Monday, December 7, 2015

Poinsettia the Number One Flowering Plant?

Little did Joel Poinsett know that when he brought the first Poinsettia back from Mexico that it would become the United States most popular “flowering plant”.  Joel Poinsett, a South Carolinian, was the first ambassador to Mexico.  In 1825 he introduced the Poinsettia to the United States.  These plant sales top over 70 million each year.  The dollar value is much greater.  If you ever have a chance to visit a wholesale nursery while the Poinsettia crop is being grown, it is a site you will not soon forget! 

The question I always get this time of year involves forcing the Poinsettia to “bloom” before Christmas.  I have bloom and flowering in quotes, because Poinsettias are mainly grown because of its colorful bracts not flowers. 

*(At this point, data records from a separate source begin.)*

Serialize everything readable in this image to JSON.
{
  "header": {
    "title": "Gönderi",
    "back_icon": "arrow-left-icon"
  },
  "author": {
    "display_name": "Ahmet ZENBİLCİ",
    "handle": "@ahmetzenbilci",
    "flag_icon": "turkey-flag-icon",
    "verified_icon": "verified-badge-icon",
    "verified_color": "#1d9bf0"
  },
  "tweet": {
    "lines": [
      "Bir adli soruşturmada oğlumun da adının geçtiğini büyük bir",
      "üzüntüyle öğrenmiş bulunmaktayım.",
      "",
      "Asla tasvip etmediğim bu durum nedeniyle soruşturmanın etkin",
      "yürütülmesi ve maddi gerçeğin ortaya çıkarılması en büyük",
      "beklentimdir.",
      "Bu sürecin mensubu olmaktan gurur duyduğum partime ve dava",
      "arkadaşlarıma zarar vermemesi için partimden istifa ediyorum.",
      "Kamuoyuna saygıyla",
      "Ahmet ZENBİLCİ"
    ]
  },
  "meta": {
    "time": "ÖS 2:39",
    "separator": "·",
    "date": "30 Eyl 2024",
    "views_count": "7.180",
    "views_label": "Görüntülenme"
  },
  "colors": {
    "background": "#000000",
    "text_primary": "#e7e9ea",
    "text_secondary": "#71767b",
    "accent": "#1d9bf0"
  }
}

To force the bracts to change color, keep the plant in total darkness for 14 hours straight.  After the 14 hours of darkness, the plant must receive 6-8 hours of bright sunlight daily for 8-10 weeks.  Depending on the variety of Poinsettia you should see the bracts change color.  The easiest way to accomplish this is to place the plant in a dark room with a grow light and a timer. This way you don’t have to adjust your schedule to care for the plant.  My little secret is to support the local nurseries and buy new plants each year!

The other day I was asked when and how to divide Amaryllis.  To divide Amaryllis, wait until the foliage dies back in the fall and dig the bulbs up with a pitch fork so you do not disturb the roots.  Add Cotton Burr Compost to the bed where you dug them out and divide and replant into the new bed about 6-8 inches apart.  Be sure to plant these with at least one-third of the bulb above the ground for better blooming.  Plant the bulbs in groups of 3-5 for a better show.  The larger bulbs will bloom the following spring, where some of the smaller bulbs may take 2 years to bloom, depending on the size of the bulb.

Unfortunately, this nice cool weather is bringing out the Large Patch (Brown Patch) in our turf.  Be sure to treat the areas before it goes into dormancy. Map these damaged areas in your yard and treat with a preventative fungicide in the early spring, so your newly emerging grass will not be attacked by the fungus.

Now is also a good time to apply neem oil or horticulture oils for over-wintering insects.  Since neem oil controls some fungi too, I have been using more of it the last few years.

Beat the rush and bring your soil sample into Possum’s for testing for a green and healthy landscape in 2016

The camellias, tea olives, holly berries, pyracantha berries and of course our fall leaf color … what a wonderful time to be in the Lowcountry!

Always read, understand and follow product label. The product label is a Federal Law.